From Wikipedia we read:
An environment variable is a dynamic-named value that can affect the way running processes will behave on a computer.
Environment variables can be seen as a collection of key/value strings that are accessible for anyone in the current process. If the process forks, the children get a copy of the environment. You can access them using %ENV in Perl, getenv in C, System.getenv in Java, process.env in Node.js or os.environ in Python. All languages I know have a way to access the environment.
A lot of programs use them as a way of universal configuration mechanism. All major OS support environment variables and they are used the same way for every program. In contrast, configuration files hold great differences between OSs, programming languages and frameworks.
Environment variables are a useful configuration mechanism because they don’t require any file to be changed. This means you can enforce the distinction between the artifact and its configuration. Code and configuration have different life-cycles and you want to manage them independently. As a hint, you probably don’t want to store your secrets in the same way and place you have your source code.
For those and other reasons, the twelve-factor app methodology enforces the use of environment variables to configure the applications.
A Global challenge
If you start right away using environment variables in your code, you will learn that it comes with some challenges. The environment collection can be seen as a global variable in our application, and we know that global variables are bad.
On top of that, if you start using environment variables everywhere in your code where you need to configure behaviour, you will soon find a problem: There isn’t a way to have an exhaustive list of the environment variables a program is using. This eventually leads to:
- Variables that nobody knows that are used.
- Variables that mean different things in different parts of the code because of (1).
From your users (or the person deploying an application) perspective, there’s no way to know which environment variables are required or which of them are valid values.
Take point that you don’t have an automatic way to enforce the presence of a specific variable in the environment. This means that you will probably receive empty strings, nulls, undefineds or whatever your language is sending you and you’ll have to manually deal with that every time you need to access a variable.

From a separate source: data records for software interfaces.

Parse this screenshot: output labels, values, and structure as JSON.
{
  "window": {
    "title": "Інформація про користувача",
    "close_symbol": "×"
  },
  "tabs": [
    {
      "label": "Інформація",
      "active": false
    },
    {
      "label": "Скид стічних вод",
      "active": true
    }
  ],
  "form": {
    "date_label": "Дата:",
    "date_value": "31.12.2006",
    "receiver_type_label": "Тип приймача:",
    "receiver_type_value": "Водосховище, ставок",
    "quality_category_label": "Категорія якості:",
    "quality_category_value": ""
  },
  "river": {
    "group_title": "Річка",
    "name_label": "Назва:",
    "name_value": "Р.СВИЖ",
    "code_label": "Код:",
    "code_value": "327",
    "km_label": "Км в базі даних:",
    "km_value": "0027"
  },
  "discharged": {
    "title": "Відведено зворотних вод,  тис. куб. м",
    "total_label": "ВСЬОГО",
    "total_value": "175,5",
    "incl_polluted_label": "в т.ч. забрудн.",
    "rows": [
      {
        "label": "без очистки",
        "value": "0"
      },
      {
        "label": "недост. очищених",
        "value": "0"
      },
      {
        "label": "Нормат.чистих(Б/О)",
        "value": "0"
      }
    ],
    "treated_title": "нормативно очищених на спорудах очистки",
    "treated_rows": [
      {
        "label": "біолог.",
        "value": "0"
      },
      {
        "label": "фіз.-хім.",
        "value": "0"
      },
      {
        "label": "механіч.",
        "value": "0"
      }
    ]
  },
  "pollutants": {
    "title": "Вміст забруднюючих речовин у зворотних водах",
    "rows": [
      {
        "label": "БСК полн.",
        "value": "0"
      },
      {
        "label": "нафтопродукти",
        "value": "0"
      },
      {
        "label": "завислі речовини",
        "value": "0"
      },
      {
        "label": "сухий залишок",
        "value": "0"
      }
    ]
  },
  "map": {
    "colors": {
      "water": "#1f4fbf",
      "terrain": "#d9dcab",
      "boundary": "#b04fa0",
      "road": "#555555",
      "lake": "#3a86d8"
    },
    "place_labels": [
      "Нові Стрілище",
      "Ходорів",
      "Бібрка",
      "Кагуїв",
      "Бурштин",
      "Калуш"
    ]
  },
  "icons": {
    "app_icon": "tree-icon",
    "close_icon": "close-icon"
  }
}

They will also make more difficult to unit test your code, because they are not an explicit dependency. You will have to mangle with the environment collection inside your test cases, and probably deal with extra cases that don’t really add value.
Getting the best the environment can provide
Those are serious challenges, but nothing that can’t be managed. Being a fan of this way of configuring applications myself, I wanted to share a couple of tips for healthier development:
- Always namespace your environment variables.
- Use environment variables only to populate a config object, then pass it around.
A lots of tools put stuff in the environment, so names like USERNAME, DEBUG or PATH are potential collisions. Prepend a meaningful string for your application at the beginning of all your environment variables (like, MYAPP_USERNAME). It will not only be safer, but it will be easier to identify which variables are relevant to you when inspecting the environment content.
On the other hand, a config object is just an (preferably inmutable) object with a set of well-defined attributes, one for each configuration variable you want to support. That object (or objects) can then be injected into other objects requiring them as a dependency. With this approach, you will solve probably the main challenge when dealing with environment variables: anyone will know upfront which configuration options are available and no one will be able to access a key that does not exist without a fair warning.
Also, if some particular configuration is absolutely required to run the application (for example, a connection string to a database) you can make it fail at the very beginning of your workflow, when initializing the config objects. Your other modules can safely rely on all the configuration to be there with the expected shape, reducing the amount of checks they have to do.
Summarizing: make your life easier and use environment variables to configure your application, but hide them by creating config objects.